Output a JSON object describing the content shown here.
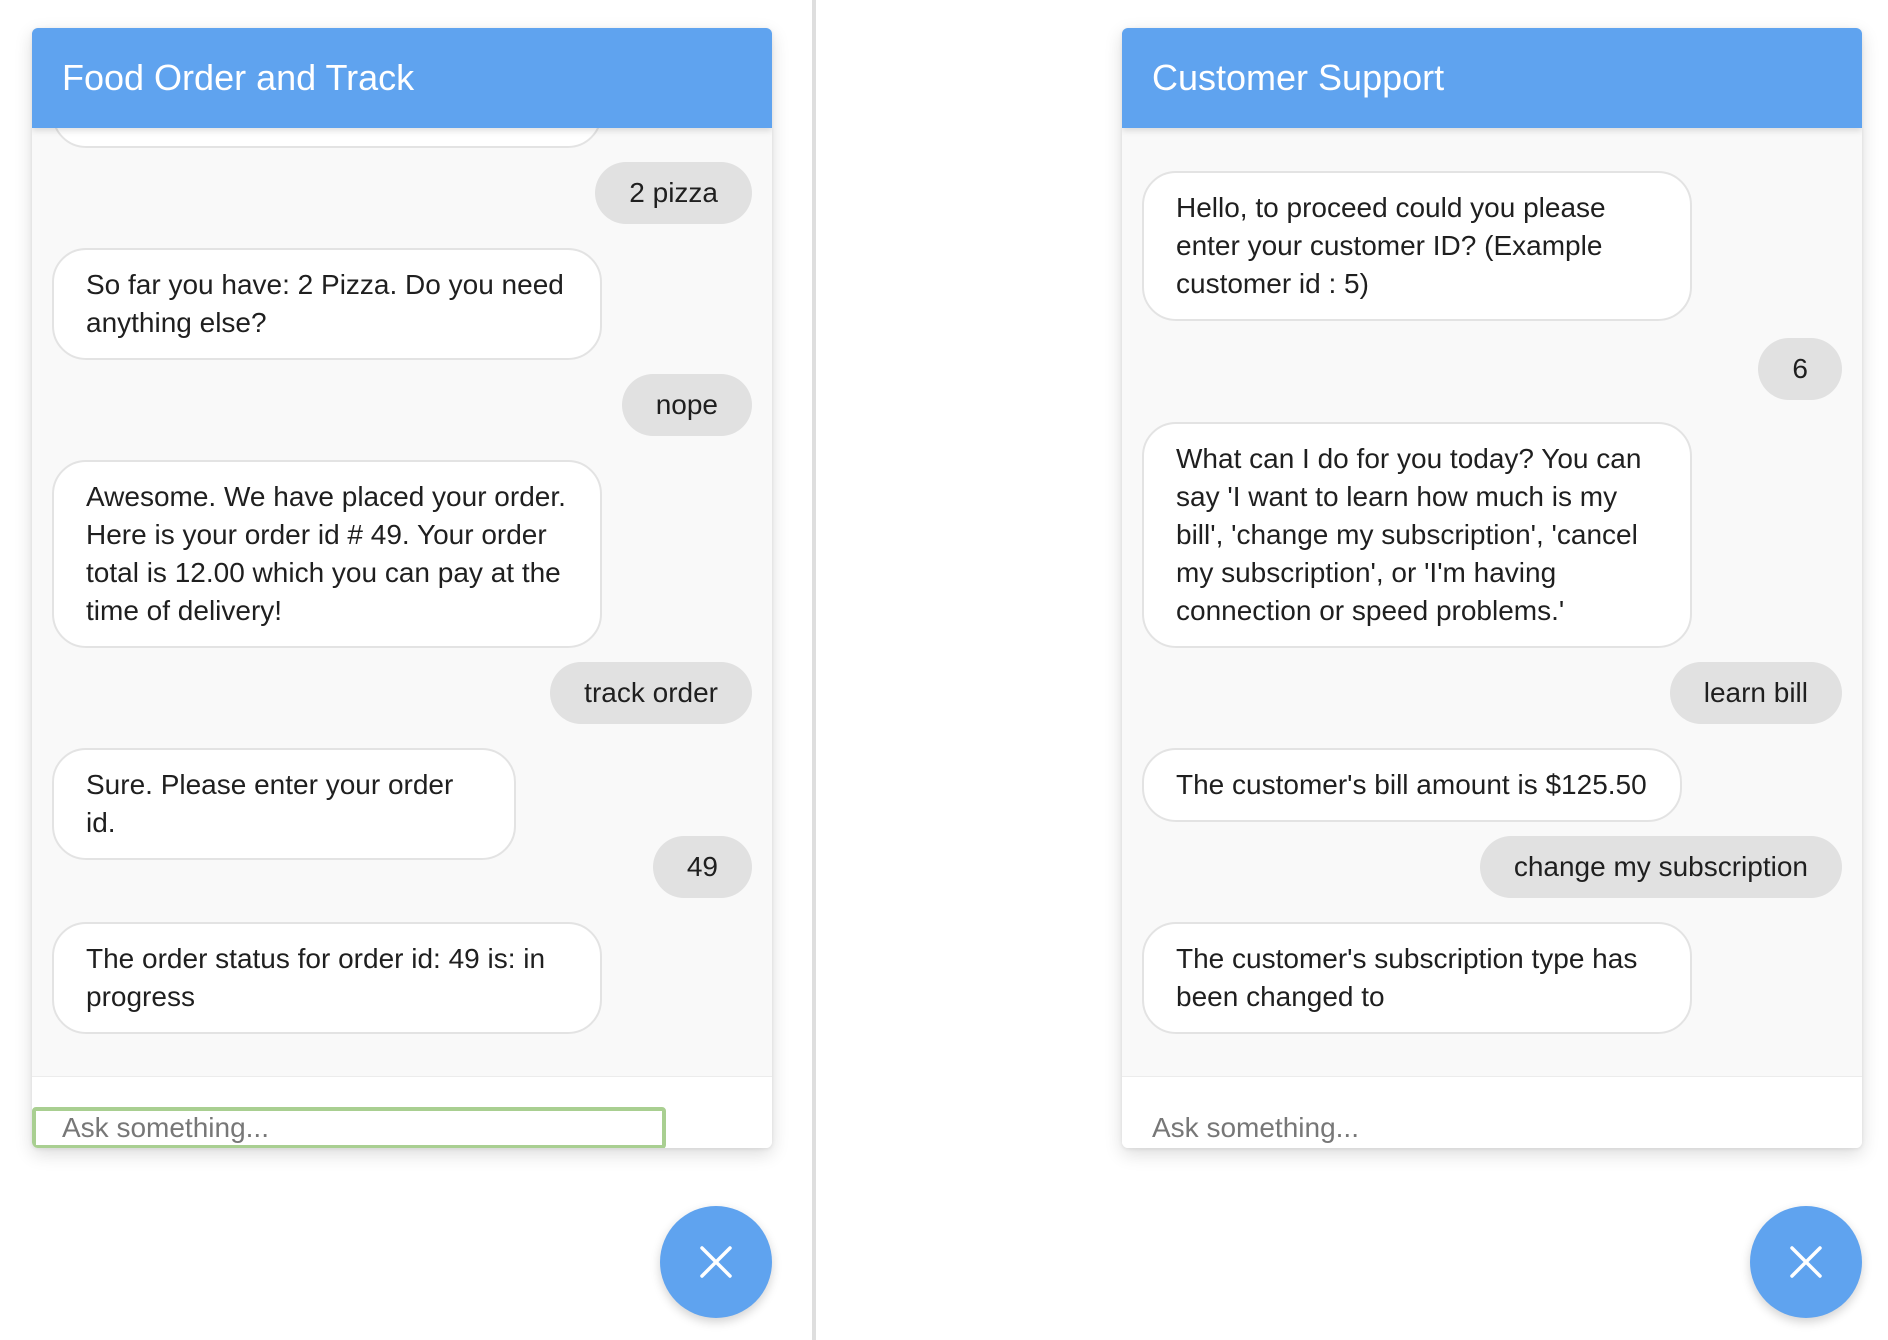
{
  "colors": {
    "accent": "#5fa3ef",
    "bot_bubble": "#ffffff",
    "user_bubble": "#e1e1e1",
    "input_focus_border": "#a9cf91"
  },
  "left_chat": {
    "title": "Food Order and Track",
    "messages": [
      {
        "from": "user",
        "text": "2 pizza"
      },
      {
        "from": "bot",
        "text": "So far you have: 2 Pizza. Do you need anything else?"
      },
      {
        "from": "user",
        "text": "nope"
      },
      {
        "from": "bot",
        "text": "Awesome. We have placed your order. Here is your order id # 49. Your order total is 12.00 which you can pay at the time of delivery!"
      },
      {
        "from": "user",
        "text": "track order"
      },
      {
        "from": "bot",
        "text": "Sure. Please enter your order id."
      },
      {
        "from": "user",
        "text": "49"
      },
      {
        "from": "bot",
        "text": "The order status for order id: 49 is: in progress"
      }
    ],
    "input_placeholder": "Ask something...",
    "close_icon": "close-icon"
  },
  "right_chat": {
    "title": "Customer Support",
    "messages": [
      {
        "from": "bot",
        "text": "Hello, to proceed could you please enter your customer ID? (Example customer id : 5)"
      },
      {
        "from": "user",
        "text": "6"
      },
      {
        "from": "bot",
        "text": "What can I do for you today? You can say 'I want to learn how much is my bill', 'change my subscription', 'cancel my subscription', or 'I'm having connection or speed problems.'"
      },
      {
        "from": "user",
        "text": "learn bill"
      },
      {
        "from": "bot",
        "text": "The customer's bill amount is $125.50"
      },
      {
        "from": "user",
        "text": "change my subscription"
      },
      {
        "from": "bot",
        "text": "The customer's subscription type has been changed to"
      }
    ],
    "input_placeholder": "Ask something...",
    "close_icon": "close-icon"
  }
}
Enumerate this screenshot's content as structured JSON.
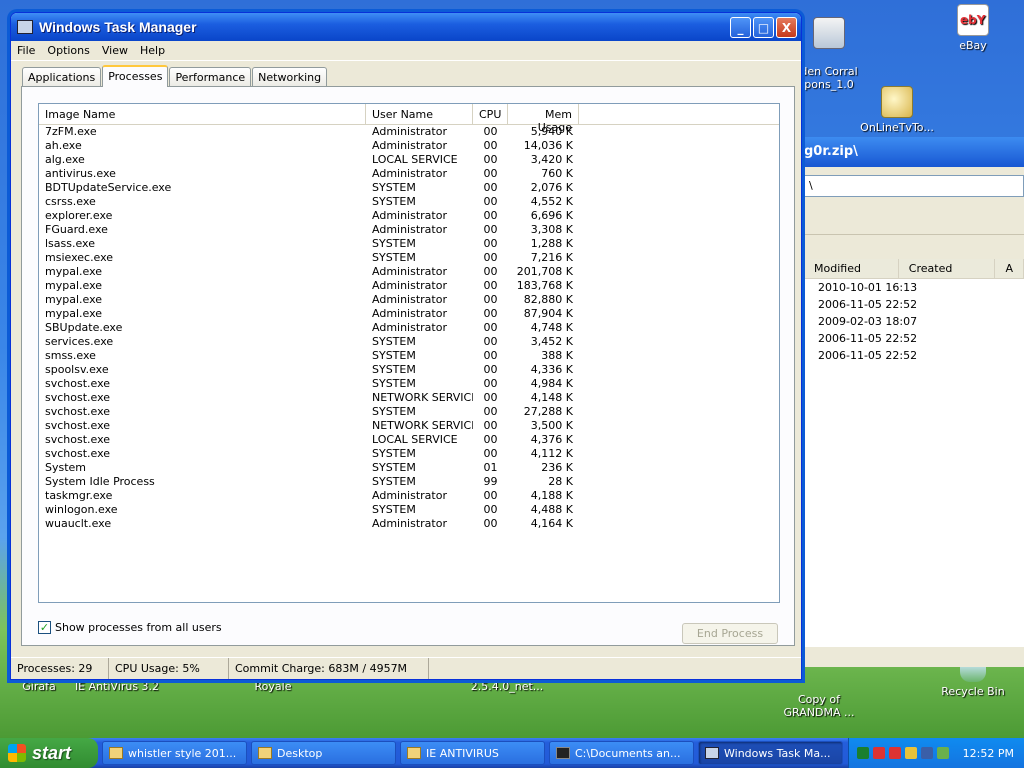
{
  "window": {
    "title": "Windows Task Manager",
    "buttons": [
      "_",
      "□",
      "X"
    ]
  },
  "menu": [
    "File",
    "Options",
    "View",
    "Help"
  ],
  "tabs": [
    "Applications",
    "Processes",
    "Performance",
    "Networking"
  ],
  "active_tab": "Processes",
  "columns": [
    "Image Name",
    "User Name",
    "CPU",
    "Mem Usage"
  ],
  "processes": [
    {
      "name": "7zFM.exe",
      "user": "Administrator",
      "cpu": "00",
      "mem": "5,940 K"
    },
    {
      "name": "ah.exe",
      "user": "Administrator",
      "cpu": "00",
      "mem": "14,036 K"
    },
    {
      "name": "alg.exe",
      "user": "LOCAL SERVICE",
      "cpu": "00",
      "mem": "3,420 K"
    },
    {
      "name": "antivirus.exe",
      "user": "Administrator",
      "cpu": "00",
      "mem": "760 K"
    },
    {
      "name": "BDTUpdateService.exe",
      "user": "SYSTEM",
      "cpu": "00",
      "mem": "2,076 K"
    },
    {
      "name": "csrss.exe",
      "user": "SYSTEM",
      "cpu": "00",
      "mem": "4,552 K"
    },
    {
      "name": "explorer.exe",
      "user": "Administrator",
      "cpu": "00",
      "mem": "6,696 K"
    },
    {
      "name": "FGuard.exe",
      "user": "Administrator",
      "cpu": "00",
      "mem": "3,308 K"
    },
    {
      "name": "lsass.exe",
      "user": "SYSTEM",
      "cpu": "00",
      "mem": "1,288 K"
    },
    {
      "name": "msiexec.exe",
      "user": "SYSTEM",
      "cpu": "00",
      "mem": "7,216 K"
    },
    {
      "name": "mypal.exe",
      "user": "Administrator",
      "cpu": "00",
      "mem": "201,708 K"
    },
    {
      "name": "mypal.exe",
      "user": "Administrator",
      "cpu": "00",
      "mem": "183,768 K"
    },
    {
      "name": "mypal.exe",
      "user": "Administrator",
      "cpu": "00",
      "mem": "82,880 K"
    },
    {
      "name": "mypal.exe",
      "user": "Administrator",
      "cpu": "00",
      "mem": "87,904 K"
    },
    {
      "name": "SBUpdate.exe",
      "user": "Administrator",
      "cpu": "00",
      "mem": "4,748 K"
    },
    {
      "name": "services.exe",
      "user": "SYSTEM",
      "cpu": "00",
      "mem": "3,452 K"
    },
    {
      "name": "smss.exe",
      "user": "SYSTEM",
      "cpu": "00",
      "mem": "388 K"
    },
    {
      "name": "spoolsv.exe",
      "user": "SYSTEM",
      "cpu": "00",
      "mem": "4,336 K"
    },
    {
      "name": "svchost.exe",
      "user": "SYSTEM",
      "cpu": "00",
      "mem": "4,984 K"
    },
    {
      "name": "svchost.exe",
      "user": "NETWORK SERVICE",
      "cpu": "00",
      "mem": "4,148 K"
    },
    {
      "name": "svchost.exe",
      "user": "SYSTEM",
      "cpu": "00",
      "mem": "27,288 K"
    },
    {
      "name": "svchost.exe",
      "user": "NETWORK SERVICE",
      "cpu": "00",
      "mem": "3,500 K"
    },
    {
      "name": "svchost.exe",
      "user": "LOCAL SERVICE",
      "cpu": "00",
      "mem": "4,376 K"
    },
    {
      "name": "svchost.exe",
      "user": "SYSTEM",
      "cpu": "00",
      "mem": "4,112 K"
    },
    {
      "name": "System",
      "user": "SYSTEM",
      "cpu": "01",
      "mem": "236 K"
    },
    {
      "name": "System Idle Process",
      "user": "SYSTEM",
      "cpu": "99",
      "mem": "28 K"
    },
    {
      "name": "taskmgr.exe",
      "user": "Administrator",
      "cpu": "00",
      "mem": "4,188 K"
    },
    {
      "name": "winlogon.exe",
      "user": "SYSTEM",
      "cpu": "00",
      "mem": "4,488 K"
    },
    {
      "name": "wuauclt.exe",
      "user": "Administrator",
      "cpu": "00",
      "mem": "4,164 K"
    }
  ],
  "show_all_label": "Show processes from all users",
  "show_all_checked": true,
  "end_process_label": "End Process",
  "status": {
    "processes": "Processes: 29",
    "cpu": "CPU Usage: 5%",
    "commit": "Commit Charge: 683M / 4957M"
  },
  "desktop_icons": {
    "ebay": "eBay",
    "coral": "den Corral\npons_1.0",
    "onlinetv": "OnLineTvTo...",
    "girafa": "Girafa",
    "ieav": "IE AntiVirus 3.2",
    "royale": "Royale",
    "net": "2.5.4.0_net...",
    "grandma": "Copy of\nGRANDMA ...",
    "recycle": "Recycle Bin"
  },
  "background_window": {
    "title": "g0r.zip\\",
    "address": "\\",
    "columns": [
      "Modified",
      "Created",
      "A"
    ],
    "rows": [
      "2010-10-01 16:13",
      "2006-11-05 22:52",
      "2009-02-03 18:07",
      "2006-11-05 22:52",
      "2006-11-05 22:52"
    ]
  },
  "taskbar": {
    "start": "start",
    "buttons": [
      "whistler style 201...",
      "Desktop",
      "IE ANTIVIRUS",
      "C:\\Documents an...",
      "Windows Task Ma..."
    ],
    "active": "Windows Task Ma...",
    "clock": "12:52 PM"
  }
}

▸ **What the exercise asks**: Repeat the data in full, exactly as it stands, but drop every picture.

▸ **Worked solution**:
Output a JSON object describing the content shown here.
{
  "colors": {
    "accent": "#5fa3ef",
    "bot_bubble": "#ffffff",
    "user_bubble": "#e1e1e1",
    "input_focus_border": "#a9cf91"
  },
  "left_chat": {
    "title": "Food Order and Track",
    "messages": [
      {
        "from": "user",
        "text": "2 pizza"
      },
      {
        "from": "bot",
        "text": "So far you have: 2 Pizza. Do you need anything else?"
      },
      {
        "from": "user",
        "text": "nope"
      },
      {
        "from": "bot",
        "text": "Awesome. We have placed your order. Here is your order id # 49. Your order total is 12.00 which you can pay at the time of delivery!"
      },
      {
        "from": "user",
        "text": "track order"
      },
      {
        "from": "bot",
        "text": "Sure. Please enter your order id."
      },
      {
        "from": "user",
        "text": "49"
      },
      {
        "from": "bot",
        "text": "The order status for order id: 49 is: in progress"
      }
    ],
    "input_placeholder": "Ask something...",
    "close_icon": "close-icon"
  },
  "right_chat": {
    "title": "Customer Support",
    "messages": [
      {
        "from": "bot",
        "text": "Hello, to proceed could you please enter your customer ID? (Example customer id : 5)"
      },
      {
        "from": "user",
        "text": "6"
      },
      {
        "from": "bot",
        "text": "What can I do for you today? You can say 'I want to learn how much is my bill', 'change my subscription', 'cancel my subscription', or 'I'm having connection or speed problems.'"
      },
      {
        "from": "user",
        "text": "learn bill"
      },
      {
        "from": "bot",
        "text": "The customer's bill amount is $125.50"
      },
      {
        "from": "user",
        "text": "change my subscription"
      },
      {
        "from": "bot",
        "text": "The customer's subscription type has been changed to"
      }
    ],
    "input_placeholder": "Ask something...",
    "close_icon": "close-icon"
  }
}
Enumerate this screenshot's content as structured JSON.
{
  "window": {
    "title": "Windows Task Manager",
    "buttons": [
      "_",
      "□",
      "X"
    ]
  },
  "menu": [
    "File",
    "Options",
    "View",
    "Help"
  ],
  "tabs": [
    "Applications",
    "Processes",
    "Performance",
    "Networking"
  ],
  "active_tab": "Processes",
  "columns": [
    "Image Name",
    "User Name",
    "CPU",
    "Mem Usage"
  ],
  "processes": [
    {
      "name": "7zFM.exe",
      "user": "Administrator",
      "cpu": "00",
      "mem": "5,940 K"
    },
    {
      "name": "ah.exe",
      "user": "Administrator",
      "cpu": "00",
      "mem": "14,036 K"
    },
    {
      "name": "alg.exe",
      "user": "LOCAL SERVICE",
      "cpu": "00",
      "mem": "3,420 K"
    },
    {
      "name": "antivirus.exe",
      "user": "Administrator",
      "cpu": "00",
      "mem": "760 K"
    },
    {
      "name": "BDTUpdateService.exe",
      "user": "SYSTEM",
      "cpu": "00",
      "mem": "2,076 K"
    },
    {
      "name": "csrss.exe",
      "user": "SYSTEM",
      "cpu": "00",
      "mem": "4,552 K"
    },
    {
      "name": "explorer.exe",
      "user": "Administrator",
      "cpu": "00",
      "mem": "6,696 K"
    },
    {
      "name": "FGuard.exe",
      "user": "Administrator",
      "cpu": "00",
      "mem": "3,308 K"
    },
    {
      "name": "lsass.exe",
      "user": "SYSTEM",
      "cpu": "00",
      "mem": "1,288 K"
    },
    {
      "name": "msiexec.exe",
      "user": "SYSTEM",
      "cpu": "00",
      "mem": "7,216 K"
    },
    {
      "name": "mypal.exe",
      "user": "Administrator",
      "cpu": "00",
      "mem": "201,708 K"
    },
    {
      "name": "mypal.exe",
      "user": "Administrator",
      "cpu": "00",
      "mem": "183,768 K"
    },
    {
      "name": "mypal.exe",
      "user": "Administrator",
      "cpu": "00",
      "mem": "82,880 K"
    },
    {
      "name": "mypal.exe",
      "user": "Administrator",
      "cpu": "00",
      "mem": "87,904 K"
    },
    {
      "name": "SBUpdate.exe",
      "user": "Administrator",
      "cpu": "00",
      "mem": "4,748 K"
    },
    {
      "name": "services.exe",
      "user": "SYSTEM",
      "cpu": "00",
      "mem": "3,452 K"
    },
    {
      "name": "smss.exe",
      "user": "SYSTEM",
      "cpu": "00",
      "mem": "388 K"
    },
    {
      "name": "spoolsv.exe",
      "user": "SYSTEM",
      "cpu": "00",
      "mem": "4,336 K"
    },
    {
      "name": "svchost.exe",
      "user": "SYSTEM",
      "cpu": "00",
      "mem": "4,984 K"
    },
    {
      "name": "svchost.exe",
      "user": "NETWORK SERVICE",
      "cpu": "00",
      "mem": "4,148 K"
    },
    {
      "name": "svchost.exe",
      "user": "SYSTEM",
      "cpu": "00",
      "mem": "27,288 K"
    },
    {
      "name": "svchost.exe",
      "user": "NETWORK SERVICE",
      "cpu": "00",
      "mem": "3,500 K"
    },
    {
      "name": "svchost.exe",
      "user": "LOCAL SERVICE",
      "cpu": "00",
      "mem": "4,376 K"
    },
    {
      "name": "svchost.exe",
      "user": "SYSTEM",
      "cpu": "00",
      "mem": "4,112 K"
    },
    {
      "name": "System",
      "user": "SYSTEM",
      "cpu": "01",
      "mem": "236 K"
    },
    {
      "name": "System Idle Process",
      "user": "SYSTEM",
      "cpu": "99",
      "mem": "28 K"
    },
    {
      "name": "taskmgr.exe",
      "user": "Administrator",
      "cpu": "00",
      "mem": "4,188 K"
    },
    {
      "name": "winlogon.exe",
      "user": "SYSTEM",
      "cpu": "00",
      "mem": "4,488 K"
    },
    {
      "name": "wuauclt.exe",
      "user": "Administrator",
      "cpu": "00",
      "mem": "4,164 K"
    }
  ],
  "show_all_label": "Show processes from all users",
  "show_all_checked": true,
  "end_process_label": "End Process",
  "status": {
    "processes": "Processes: 29",
    "cpu": "CPU Usage: 5%",
    "commit": "Commit Charge: 683M / 4957M"
  },
  "desktop_icons": {
    "ebay": "eBay",
    "coral": "den Corral\npons_1.0",
    "onlinetv": "OnLineTvTo...",
    "girafa": "Girafa",
    "ieav": "IE AntiVirus 3.2",
    "royale": "Royale",
    "net": "2.5.4.0_net...",
    "grandma": "Copy of\nGRANDMA ...",
    "recycle": "Recycle Bin"
  },
  "background_window": {
    "title": "g0r.zip\\",
    "address": "\\",
    "columns": [
      "Modified",
      "Created",
      "A"
    ],
    "rows": [
      "2010-10-01 16:13",
      "2006-11-05 22:52",
      "2009-02-03 18:07",
      "2006-11-05 22:52",
      "2006-11-05 22:52"
    ]
  },
  "taskbar": {
    "start": "start",
    "buttons": [
      "whistler style 201...",
      "Desktop",
      "IE ANTIVIRUS",
      "C:\\Documents an...",
      "Windows Task Ma..."
    ],
    "active": "Windows Task Ma...",
    "clock": "12:52 PM"
  }
}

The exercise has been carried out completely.